After Harper: confronting the Liberals

David Bush and Doug Nesbitt

So there we have it. Harper is gone. The Liberals surged from third place to win in this marathon election. The NDP, which was leading in the polls in August, slowly lost steam after they promised to prioritize balancing the budget and refusing to tax the rich. Ever the opportunists, the Liberals seized on this opening and ran a campaign that rode of a wave popular discontent with the Harper government, drilled home the message that they would tax the rich and spend money on infrastructure to pull the economy out of recession.

The Harper agenda has been dealt a severe blow this election. There is no question a majority of Canadians expressed their desire for change. But the election campaign and Liberal majority victory has proven pretty hopeless at clarifying what sort of change is needed. The airwaves are full of shallow analysis and shiny sales pitches. The media has been complicit in this ugly affair, rarely probing promises or pushing the parties, and generally letting the Tory and Liberal spin machines set the agenda. And while the election saw the Tories thrown out, so were a lot of good NDP MPs who expressed the interests of labour and the social movements in parliament. This election has been a damning indictment of the pro-Liberal logic of “strategic voting”, and the cautious centrism of the NDP’s campaign.

The NDP and Green Party had some political interventions of note from the leadership, but their national campaigns did not break the typical public relations approach to politics that was more about selling a product than channeling a widespread anti-austerity, stick-it-to-the-rich mood – like what has happened around Corbyn in the UK and Sanders in the United States. This is a major reason why the NDP has been unable to displace the Liberals as a vision for change.

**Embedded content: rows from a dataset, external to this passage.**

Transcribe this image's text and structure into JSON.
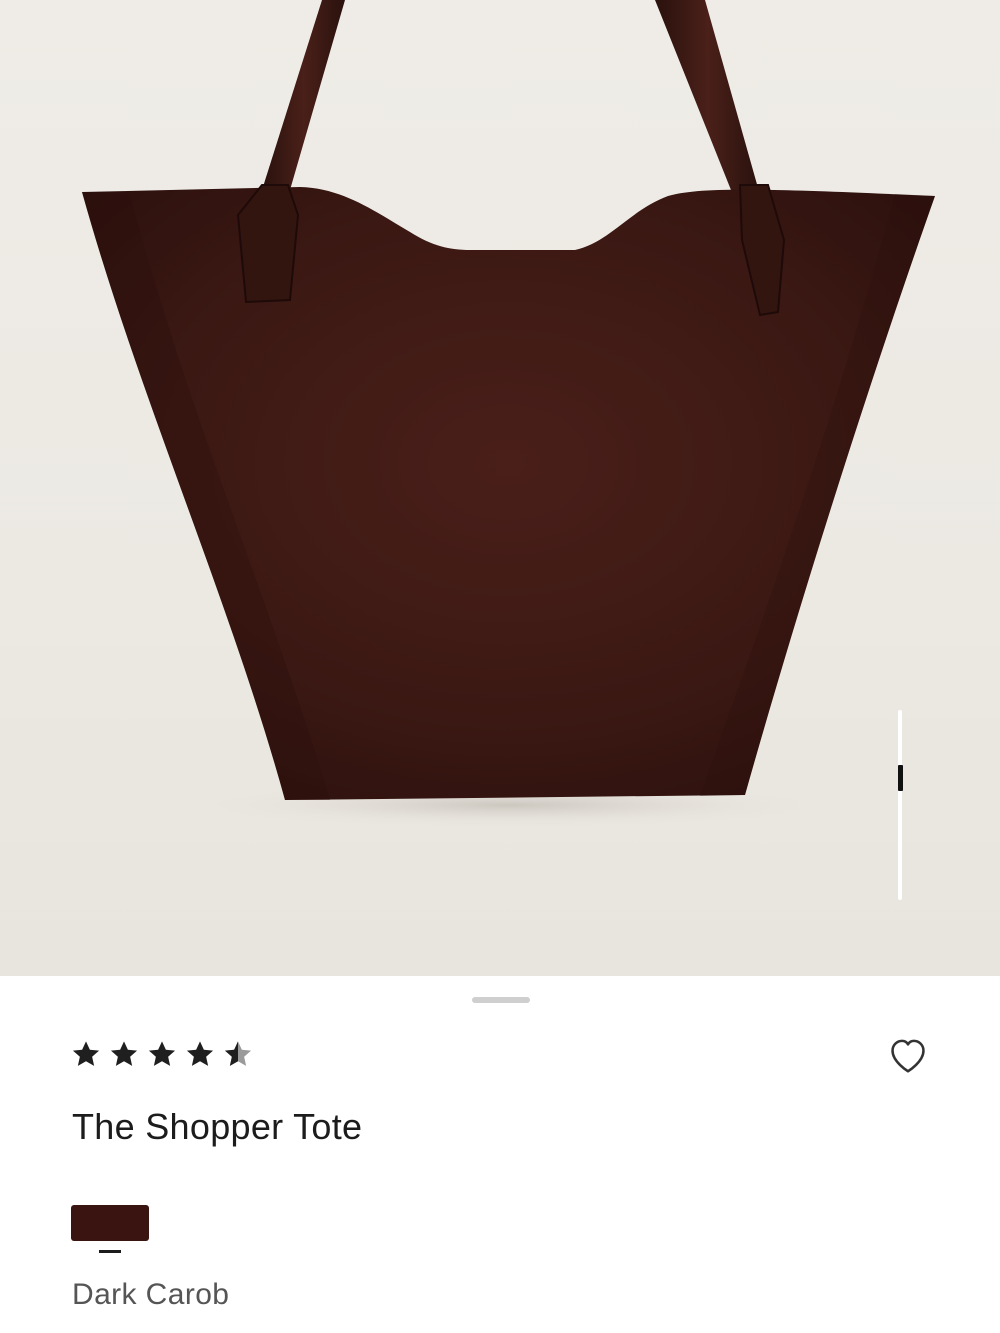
{
  "product": {
    "image_alt": "The Shopper Tote in Dark Carob suede",
    "image_count": 1,
    "rating": 4.5,
    "rating_max": 5,
    "title": "The Shopper Tote",
    "selected_color": "Dark Carob",
    "colors": [
      {
        "name": "Dark Carob",
        "hex": "#3a1410",
        "selected": true
      }
    ]
  },
  "theme": {
    "star_color": "#1f1f1f",
    "star_empty": "#9a9a9a",
    "bag_color": "#3d1914",
    "bag_shadow": "#2a0f0c",
    "strap_color": "#3a1a14",
    "heart_stroke": "#333333"
  }
}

We need to take a breath now that Harper is out of office, and commit to building a political project based in the labour movement and wider social movements that can throw its weight around against governments, corporations and the 1%. Rooted in unions, activist and research organizations, independent media, and issue-based activist campaigns, we have to organize and persuade with a patient, long-term approach.